Provisional immigrants would be able to seek legal permanent resident status after ten years in the RPI status provided they can demonstrate that they are current on their taxes, maintained continuous physical presence in the United States, employed and learned English. They will be responsible to pay $1000 in additional fees as a precondition to obtaining the legal permanent resident status and will be able to citizenship three years later. Before any of the provisional immigrants would be able to obtain an LPR status the President would have to certify to the Congress that the border security requirements of the Bill have been met.

The Bill would finally implement provisions of the DREAM Act and allow individuals who had been brought to the United States as youths to seek legal permanent resident status in five years, and citizenship immediately thereafter.


The Bill would correct the student situation by attaching dual intent to the F1 student visas and thus resolving frequent visa denials at the consulates for students when they seek to extend their F1 visas. The dual intent would attach to all students who are in at least in bachelor's degree programs.

The Bill would increase H1B visa CAP from 65,000 visas annually currently to 155,000 visas per year, setting 25,000 more for people with advanced degrees in technology, science and engineering, and mathematics, provided they have graduated from U.S. based colleges and universities. The Bill leaves open the door for further increase in the H1B program with the CAP of up to 180,000 visas annually, if the demands warrants such increase.

The Bills also purports to change H1B worker spouse's situation by allowing H4 derivative visa holders to obtain employment authorization in the USA.

The Bills would require DHS to crack down on companies that use H-1B visas to train workers in the U.S. only to ship them back overseas.

The Bill would expend extraordinary abilities immigrant category to include scientists, professors, researchers, multinational executives and athletes, by exempting them from the existing immigrant visa quotas.

The Bill would exempt from the existing immigrant visa quotas all graduates of U.S. universities with job offers and degrees in science, technology, engineering or math.

The Bill would create a new-entrepreneur visa to facilitate creation of startup companies by foreign entrepreneurs.

The Bill would establish a completely new merit based immigration avenue for up to 250,000 people a year, basing it on points awarded for education, employment, length of residence in the U.S. and other equitable considerations.

The Bill would completely eliminate the Diversity Visa Lottery Program, and channel released 55,000 visas of the program's annual quota to the new point-based system.

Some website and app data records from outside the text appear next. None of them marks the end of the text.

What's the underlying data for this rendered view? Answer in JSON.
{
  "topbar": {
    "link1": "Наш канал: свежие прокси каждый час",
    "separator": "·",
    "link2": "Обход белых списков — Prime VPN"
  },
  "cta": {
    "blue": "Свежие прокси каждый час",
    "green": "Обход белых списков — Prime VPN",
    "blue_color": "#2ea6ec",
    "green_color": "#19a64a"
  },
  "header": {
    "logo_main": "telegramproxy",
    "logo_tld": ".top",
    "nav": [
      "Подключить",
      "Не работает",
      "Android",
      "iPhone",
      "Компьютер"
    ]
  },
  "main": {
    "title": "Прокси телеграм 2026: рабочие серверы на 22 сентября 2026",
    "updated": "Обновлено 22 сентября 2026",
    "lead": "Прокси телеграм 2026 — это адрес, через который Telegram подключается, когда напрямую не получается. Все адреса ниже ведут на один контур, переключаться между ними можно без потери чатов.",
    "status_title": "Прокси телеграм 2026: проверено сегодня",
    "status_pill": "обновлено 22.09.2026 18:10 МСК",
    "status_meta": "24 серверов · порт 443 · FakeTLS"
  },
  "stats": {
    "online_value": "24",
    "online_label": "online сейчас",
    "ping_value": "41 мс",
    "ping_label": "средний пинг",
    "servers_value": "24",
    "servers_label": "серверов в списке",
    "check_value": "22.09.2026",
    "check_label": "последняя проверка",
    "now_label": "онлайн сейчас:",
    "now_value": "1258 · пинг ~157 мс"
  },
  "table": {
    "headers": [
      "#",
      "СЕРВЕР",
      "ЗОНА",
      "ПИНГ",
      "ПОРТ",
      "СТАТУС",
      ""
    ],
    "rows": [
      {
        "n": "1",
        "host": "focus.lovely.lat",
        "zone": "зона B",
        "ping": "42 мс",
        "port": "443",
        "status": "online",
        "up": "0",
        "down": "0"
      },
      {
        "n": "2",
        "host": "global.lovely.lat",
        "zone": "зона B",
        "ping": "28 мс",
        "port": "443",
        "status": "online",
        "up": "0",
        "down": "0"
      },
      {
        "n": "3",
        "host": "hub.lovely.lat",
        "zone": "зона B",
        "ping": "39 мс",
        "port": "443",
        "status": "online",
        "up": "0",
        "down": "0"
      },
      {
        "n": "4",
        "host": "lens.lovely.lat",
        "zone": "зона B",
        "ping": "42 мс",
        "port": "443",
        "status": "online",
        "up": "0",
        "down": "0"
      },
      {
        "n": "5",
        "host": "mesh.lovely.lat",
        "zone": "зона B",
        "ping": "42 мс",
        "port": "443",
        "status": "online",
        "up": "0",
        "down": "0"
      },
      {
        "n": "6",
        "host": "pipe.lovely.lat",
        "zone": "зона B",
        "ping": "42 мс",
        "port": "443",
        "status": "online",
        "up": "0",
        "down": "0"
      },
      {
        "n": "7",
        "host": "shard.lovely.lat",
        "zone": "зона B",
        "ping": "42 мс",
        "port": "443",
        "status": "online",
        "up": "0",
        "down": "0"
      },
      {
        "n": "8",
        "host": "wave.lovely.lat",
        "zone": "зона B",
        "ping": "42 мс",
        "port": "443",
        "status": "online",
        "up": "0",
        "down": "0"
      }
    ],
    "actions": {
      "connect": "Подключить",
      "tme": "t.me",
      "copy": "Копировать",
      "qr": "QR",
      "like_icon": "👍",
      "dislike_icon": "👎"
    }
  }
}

The Bill would create a completely new W visa with a quota of up to 200,000 visas per year to be awarded to the low-skilled workers for jobs in construction, long-term care, hospitality and other industries.

The Bill would create completely new agriculture worker visa program, which would completely change and replace the exiting parameters of the H1A visa, extending it to the agriculture workers who are already in the United States including those who are here in violation of their status, provided they have worked in the agricultural field for at least two years, giving them another five years with the option to seek LPR status after that, if they stay in the industry.


The Bill would completely eliminate F4 immigration category for siblings of United States citizens and would cap the age of the married sons and daughters of the United States to 31 for purposes of immigrating to the United States .

Expend immediate relative category to souses and children of Legal Permanent Residents thus eliminating the backlogs for these family members who are currently required to wait for years until their priority would become current.


The Bill would demand across-the-board implementation of the E-Verify system for all employers in the United States within the four years immediately following the enactment of the Bill into the law and making the employers responsible to verify each employee's employment authorization prior to hiring.